Before she could answer, the tired bear managed to land a punishing swipe on Yao Jing. Missing his block, the man was sent spinning away to roll on the ground, bleeding from the swipe that struck his hip and torso. As he came back to his feet, shaking his head, the bear charged and bowled him over.
“And that’s enough,” Arthur growled, seeing his friend on his back. He charged forward, triggering both Focused Strike and Heavenly Sage’s Mischief. Speed boosted, he crossed the distance within moments to plunge his spear into the spot just behind the front right paw as it rose to crush his friend.
Startled and in pain, the bear twisted off-balance. To Arthur’s surprise, Yao Jing was lying on his back, one arm raised in protection but another cocked back and charging up. There was no more light on his protective arm as the man shifted the collected energy to the other hand, launching it forward with an ear-cracking thump as it landed on the monster’s jaw and neck, which sent it collapsing over.
Moments later, Jan and Mel arrived, the first just strolling while Mel seemed a little more concerned. The group helped haul the heavy monster off the bleeding and injured Yao Jing, who could not help but grin as he offered them a thumbs-up.
“Told you I could do it,” he said, sitting up gingerly.
“Pretty sure I helped,” Arthur pointed out.
“I had it without you,” Yao Jing said, stiffly. Then, standing up gingerly, taking the hand that Arthur offered to him and being careful not to put weight on his side, he added, “Though the help was nice.”
“You two, shut up lah.” Pushing over to Yao Jing, Jan began to pour water into the dirty, bleeding side. That elicited a low growl, but before he could say anything, she began cleaning it roughly. He straightened, breath growing tight before she shoved a bandage into his bleeding side. “Hold it there, idiot.”
“Me idiot, you—” Already, the woman had stomped off, leaving Yao Jing alone. He shook his head but did continue to put pressure on his wound. Now that he was looking, Arthur could not help but think that the entire thing probably had needed a good wash.
Then again, minor things like infections were much less of a concern in the Tower, and certainly not with their shared healing trait. Yao Jing watched Jan stomp off ahead of them, and Arthur chose not to say anything. If Yao Jing wanted it cleaned further, he would do so.
And if not, it would be a good test to see how fast he healed. As for the other complication . . .
“You going to do anything about that?” Arthur said, flicking his gaze over to Jan so Yao Jing could clearly note what he meant.

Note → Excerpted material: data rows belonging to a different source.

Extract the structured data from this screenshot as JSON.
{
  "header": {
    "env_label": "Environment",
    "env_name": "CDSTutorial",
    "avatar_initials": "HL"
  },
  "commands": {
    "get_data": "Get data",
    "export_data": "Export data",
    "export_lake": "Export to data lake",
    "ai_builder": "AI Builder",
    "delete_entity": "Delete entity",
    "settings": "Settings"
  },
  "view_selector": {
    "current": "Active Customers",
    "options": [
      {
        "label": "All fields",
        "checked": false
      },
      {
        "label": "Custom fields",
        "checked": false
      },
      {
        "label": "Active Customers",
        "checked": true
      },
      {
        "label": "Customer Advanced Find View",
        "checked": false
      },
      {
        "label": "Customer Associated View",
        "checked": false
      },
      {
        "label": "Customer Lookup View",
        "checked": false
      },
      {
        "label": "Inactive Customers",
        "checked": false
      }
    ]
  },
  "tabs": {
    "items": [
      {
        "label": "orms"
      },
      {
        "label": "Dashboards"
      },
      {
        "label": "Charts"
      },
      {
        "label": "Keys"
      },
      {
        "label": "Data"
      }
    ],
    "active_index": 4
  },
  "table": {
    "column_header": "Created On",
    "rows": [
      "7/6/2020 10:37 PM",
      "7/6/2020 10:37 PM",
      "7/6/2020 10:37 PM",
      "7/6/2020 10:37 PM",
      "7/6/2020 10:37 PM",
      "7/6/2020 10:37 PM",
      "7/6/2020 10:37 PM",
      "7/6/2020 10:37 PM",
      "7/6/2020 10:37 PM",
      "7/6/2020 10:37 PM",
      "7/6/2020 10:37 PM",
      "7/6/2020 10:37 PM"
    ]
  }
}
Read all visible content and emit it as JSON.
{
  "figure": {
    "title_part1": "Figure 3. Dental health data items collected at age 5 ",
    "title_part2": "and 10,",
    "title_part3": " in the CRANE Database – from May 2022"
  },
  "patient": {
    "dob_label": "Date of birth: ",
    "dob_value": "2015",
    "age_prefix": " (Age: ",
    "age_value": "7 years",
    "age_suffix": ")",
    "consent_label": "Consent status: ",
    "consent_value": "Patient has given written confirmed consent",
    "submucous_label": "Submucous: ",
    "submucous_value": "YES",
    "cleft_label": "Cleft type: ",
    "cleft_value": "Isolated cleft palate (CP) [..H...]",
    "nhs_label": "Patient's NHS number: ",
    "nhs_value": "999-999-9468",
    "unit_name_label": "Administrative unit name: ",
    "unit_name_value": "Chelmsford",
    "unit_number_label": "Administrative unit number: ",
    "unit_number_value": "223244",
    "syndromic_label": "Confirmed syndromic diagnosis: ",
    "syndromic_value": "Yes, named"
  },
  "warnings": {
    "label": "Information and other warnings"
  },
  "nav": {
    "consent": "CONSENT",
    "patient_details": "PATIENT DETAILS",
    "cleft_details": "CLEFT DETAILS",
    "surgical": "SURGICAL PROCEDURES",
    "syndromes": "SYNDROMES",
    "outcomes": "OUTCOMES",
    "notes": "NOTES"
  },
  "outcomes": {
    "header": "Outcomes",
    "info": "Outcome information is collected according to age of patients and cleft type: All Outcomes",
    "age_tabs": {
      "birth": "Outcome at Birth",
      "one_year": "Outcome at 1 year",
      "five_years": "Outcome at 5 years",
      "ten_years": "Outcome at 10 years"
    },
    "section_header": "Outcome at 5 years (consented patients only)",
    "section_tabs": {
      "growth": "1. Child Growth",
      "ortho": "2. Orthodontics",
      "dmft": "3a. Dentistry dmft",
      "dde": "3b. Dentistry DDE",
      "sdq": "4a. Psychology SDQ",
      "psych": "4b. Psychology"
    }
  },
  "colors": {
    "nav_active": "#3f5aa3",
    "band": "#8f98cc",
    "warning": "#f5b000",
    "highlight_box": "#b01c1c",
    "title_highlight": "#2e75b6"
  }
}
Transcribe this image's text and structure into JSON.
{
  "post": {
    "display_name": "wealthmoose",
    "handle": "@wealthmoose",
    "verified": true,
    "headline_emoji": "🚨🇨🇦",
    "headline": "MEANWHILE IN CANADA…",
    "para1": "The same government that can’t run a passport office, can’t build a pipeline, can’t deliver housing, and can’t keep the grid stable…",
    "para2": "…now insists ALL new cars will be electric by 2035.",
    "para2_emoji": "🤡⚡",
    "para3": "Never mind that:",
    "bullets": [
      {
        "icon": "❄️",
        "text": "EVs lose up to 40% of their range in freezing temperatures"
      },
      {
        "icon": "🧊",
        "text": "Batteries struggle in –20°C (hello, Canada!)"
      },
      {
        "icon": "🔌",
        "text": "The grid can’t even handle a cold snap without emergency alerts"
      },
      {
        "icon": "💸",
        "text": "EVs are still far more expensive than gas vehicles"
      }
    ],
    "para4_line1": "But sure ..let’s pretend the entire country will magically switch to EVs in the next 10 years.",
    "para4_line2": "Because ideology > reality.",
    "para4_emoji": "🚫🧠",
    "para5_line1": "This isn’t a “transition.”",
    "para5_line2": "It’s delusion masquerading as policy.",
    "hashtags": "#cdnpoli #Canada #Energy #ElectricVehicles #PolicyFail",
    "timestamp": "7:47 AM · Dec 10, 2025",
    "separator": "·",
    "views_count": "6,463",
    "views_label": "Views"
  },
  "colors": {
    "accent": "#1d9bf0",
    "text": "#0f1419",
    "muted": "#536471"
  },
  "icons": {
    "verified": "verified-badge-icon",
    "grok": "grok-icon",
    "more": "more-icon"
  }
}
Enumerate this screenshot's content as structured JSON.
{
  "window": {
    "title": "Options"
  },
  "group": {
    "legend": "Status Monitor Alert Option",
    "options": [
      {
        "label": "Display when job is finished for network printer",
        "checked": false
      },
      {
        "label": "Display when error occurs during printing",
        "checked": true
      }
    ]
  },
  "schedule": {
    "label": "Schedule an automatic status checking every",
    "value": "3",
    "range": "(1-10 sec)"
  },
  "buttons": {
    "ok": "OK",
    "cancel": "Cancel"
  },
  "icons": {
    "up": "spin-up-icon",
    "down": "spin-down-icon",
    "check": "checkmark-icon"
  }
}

Arthur just looked at the man, waiting for him to get the clue. Yao Jing shrugged, choosing not to comment.
“Whatever.” Arthur shook his head. He certainly was not one to criticize. After all, his own minor crush had not gone anywhere, nor did he have the time or desire to pursue it. Never mind the fact that the Yin Body seemed to make the entire arousal and desire thing a little removed for him, he was just too busy.
The need for survival and training seemed to have driven much of that demand away. And it wasn’t as though he was one for jumping in bed on the regular. Navigating sex in Malaysia, whether the relationship was casual or serious, was always tricky between cultural expectations, Western ideals, and the practicalities of modern living and shared bedspaces.
There was very little sexy or romantic about alleyway trysts in downtown KL.
“Coming or not?” Mel said, standing up as she finished washing her hand and the bloody core. She slipped the entire thing into her waist pouch, and Arthur dismissed those concerns.
Someday, he’d find that time.
Just not today.